- [Your task] The lines of the records that include "header" should all be copied.

- [Exercise materials]

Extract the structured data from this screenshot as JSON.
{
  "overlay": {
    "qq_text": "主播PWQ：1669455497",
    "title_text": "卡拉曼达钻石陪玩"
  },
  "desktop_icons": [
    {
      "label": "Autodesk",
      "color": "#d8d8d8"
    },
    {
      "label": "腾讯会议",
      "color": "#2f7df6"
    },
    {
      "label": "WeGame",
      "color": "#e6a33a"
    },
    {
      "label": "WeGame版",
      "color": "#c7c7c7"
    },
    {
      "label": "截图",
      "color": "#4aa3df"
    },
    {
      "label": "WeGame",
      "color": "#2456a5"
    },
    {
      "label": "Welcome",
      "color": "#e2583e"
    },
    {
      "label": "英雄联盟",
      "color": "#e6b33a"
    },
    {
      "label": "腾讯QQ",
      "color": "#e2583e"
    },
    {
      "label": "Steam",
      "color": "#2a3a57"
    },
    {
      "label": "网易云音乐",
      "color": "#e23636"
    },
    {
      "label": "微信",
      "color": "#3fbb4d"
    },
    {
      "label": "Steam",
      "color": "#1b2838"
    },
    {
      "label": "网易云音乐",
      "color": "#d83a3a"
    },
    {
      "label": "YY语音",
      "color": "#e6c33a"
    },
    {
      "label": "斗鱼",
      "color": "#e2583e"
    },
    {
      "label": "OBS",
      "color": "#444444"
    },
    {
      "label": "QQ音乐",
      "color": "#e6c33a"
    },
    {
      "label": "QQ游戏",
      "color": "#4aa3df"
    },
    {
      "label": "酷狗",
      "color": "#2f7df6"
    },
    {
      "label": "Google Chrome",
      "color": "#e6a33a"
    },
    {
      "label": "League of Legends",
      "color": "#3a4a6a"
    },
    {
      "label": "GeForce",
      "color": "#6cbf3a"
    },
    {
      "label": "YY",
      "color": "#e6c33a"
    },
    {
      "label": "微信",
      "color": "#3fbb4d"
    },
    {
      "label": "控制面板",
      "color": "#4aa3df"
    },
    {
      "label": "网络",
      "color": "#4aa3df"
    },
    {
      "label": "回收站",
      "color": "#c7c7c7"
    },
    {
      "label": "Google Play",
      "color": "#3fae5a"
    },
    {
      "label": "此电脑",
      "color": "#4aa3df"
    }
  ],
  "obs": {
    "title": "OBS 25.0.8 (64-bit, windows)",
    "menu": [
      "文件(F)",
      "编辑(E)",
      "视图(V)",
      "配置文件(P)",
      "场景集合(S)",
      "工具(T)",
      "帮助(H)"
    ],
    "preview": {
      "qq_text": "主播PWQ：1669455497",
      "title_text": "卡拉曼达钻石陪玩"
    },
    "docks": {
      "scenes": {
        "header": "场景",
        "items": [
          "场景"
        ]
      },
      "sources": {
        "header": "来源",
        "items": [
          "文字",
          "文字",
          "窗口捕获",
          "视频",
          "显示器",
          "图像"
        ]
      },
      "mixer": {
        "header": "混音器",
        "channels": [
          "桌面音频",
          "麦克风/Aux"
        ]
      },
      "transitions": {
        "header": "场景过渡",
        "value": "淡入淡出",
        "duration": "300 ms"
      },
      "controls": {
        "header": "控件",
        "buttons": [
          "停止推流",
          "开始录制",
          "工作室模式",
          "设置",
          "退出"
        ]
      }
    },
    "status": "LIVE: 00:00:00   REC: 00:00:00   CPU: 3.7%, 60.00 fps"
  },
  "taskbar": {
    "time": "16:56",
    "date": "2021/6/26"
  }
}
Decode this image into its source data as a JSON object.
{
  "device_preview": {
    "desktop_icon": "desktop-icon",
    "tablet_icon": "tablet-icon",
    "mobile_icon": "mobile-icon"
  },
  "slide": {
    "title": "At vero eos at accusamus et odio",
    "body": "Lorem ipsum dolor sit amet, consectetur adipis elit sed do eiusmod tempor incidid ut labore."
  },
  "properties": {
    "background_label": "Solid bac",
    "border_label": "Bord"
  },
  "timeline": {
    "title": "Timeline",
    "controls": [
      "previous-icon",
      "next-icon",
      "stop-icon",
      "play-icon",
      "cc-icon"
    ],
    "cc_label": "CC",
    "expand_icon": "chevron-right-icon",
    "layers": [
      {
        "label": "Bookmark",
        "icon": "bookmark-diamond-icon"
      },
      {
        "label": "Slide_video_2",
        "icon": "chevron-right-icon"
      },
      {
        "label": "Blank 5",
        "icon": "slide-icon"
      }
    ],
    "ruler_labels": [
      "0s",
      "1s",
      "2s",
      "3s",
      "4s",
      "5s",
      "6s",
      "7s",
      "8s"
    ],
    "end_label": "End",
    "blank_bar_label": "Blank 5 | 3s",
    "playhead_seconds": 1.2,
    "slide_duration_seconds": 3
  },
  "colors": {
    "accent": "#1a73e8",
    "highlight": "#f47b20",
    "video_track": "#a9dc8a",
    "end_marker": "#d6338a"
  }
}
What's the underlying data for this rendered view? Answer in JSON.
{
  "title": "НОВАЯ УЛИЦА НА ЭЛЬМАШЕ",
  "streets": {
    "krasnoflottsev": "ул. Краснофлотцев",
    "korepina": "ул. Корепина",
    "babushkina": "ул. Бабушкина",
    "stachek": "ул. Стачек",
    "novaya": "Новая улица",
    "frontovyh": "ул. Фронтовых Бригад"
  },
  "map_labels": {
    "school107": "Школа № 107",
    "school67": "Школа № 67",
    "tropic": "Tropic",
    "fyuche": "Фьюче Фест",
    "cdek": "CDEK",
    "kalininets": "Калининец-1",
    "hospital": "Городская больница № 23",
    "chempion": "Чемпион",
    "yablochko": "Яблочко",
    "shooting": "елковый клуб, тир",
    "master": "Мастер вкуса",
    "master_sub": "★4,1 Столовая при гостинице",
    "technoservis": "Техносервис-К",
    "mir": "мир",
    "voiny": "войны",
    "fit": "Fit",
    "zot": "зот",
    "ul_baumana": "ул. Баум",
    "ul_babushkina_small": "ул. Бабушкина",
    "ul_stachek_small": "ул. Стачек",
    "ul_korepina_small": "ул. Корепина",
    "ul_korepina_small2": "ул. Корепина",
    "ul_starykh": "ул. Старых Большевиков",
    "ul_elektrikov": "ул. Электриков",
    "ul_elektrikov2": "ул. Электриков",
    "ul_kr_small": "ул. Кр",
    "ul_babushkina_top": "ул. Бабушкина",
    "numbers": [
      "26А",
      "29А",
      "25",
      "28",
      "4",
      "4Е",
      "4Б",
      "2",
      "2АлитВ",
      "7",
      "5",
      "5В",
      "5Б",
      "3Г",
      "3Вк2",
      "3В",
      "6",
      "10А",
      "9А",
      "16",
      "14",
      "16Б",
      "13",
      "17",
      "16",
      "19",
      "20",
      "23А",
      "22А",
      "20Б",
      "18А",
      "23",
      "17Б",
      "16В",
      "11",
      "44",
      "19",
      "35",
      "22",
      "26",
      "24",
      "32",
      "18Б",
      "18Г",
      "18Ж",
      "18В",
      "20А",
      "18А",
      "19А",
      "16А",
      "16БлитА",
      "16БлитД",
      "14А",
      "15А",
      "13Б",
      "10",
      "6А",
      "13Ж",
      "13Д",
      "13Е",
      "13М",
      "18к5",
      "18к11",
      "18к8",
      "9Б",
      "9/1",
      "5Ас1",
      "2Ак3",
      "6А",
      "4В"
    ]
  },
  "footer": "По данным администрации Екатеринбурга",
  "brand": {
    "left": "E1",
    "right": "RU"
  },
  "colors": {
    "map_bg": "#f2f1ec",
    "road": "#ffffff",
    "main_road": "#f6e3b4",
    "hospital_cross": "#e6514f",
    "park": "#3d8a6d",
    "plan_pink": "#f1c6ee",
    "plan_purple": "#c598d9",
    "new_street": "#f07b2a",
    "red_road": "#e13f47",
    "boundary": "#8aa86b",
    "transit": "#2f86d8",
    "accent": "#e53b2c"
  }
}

- [Completed exercise]
        "header": "场景",
        "header": "来源",
        "header": "混音器",
        "header": "场景过渡",
        "header": "控件",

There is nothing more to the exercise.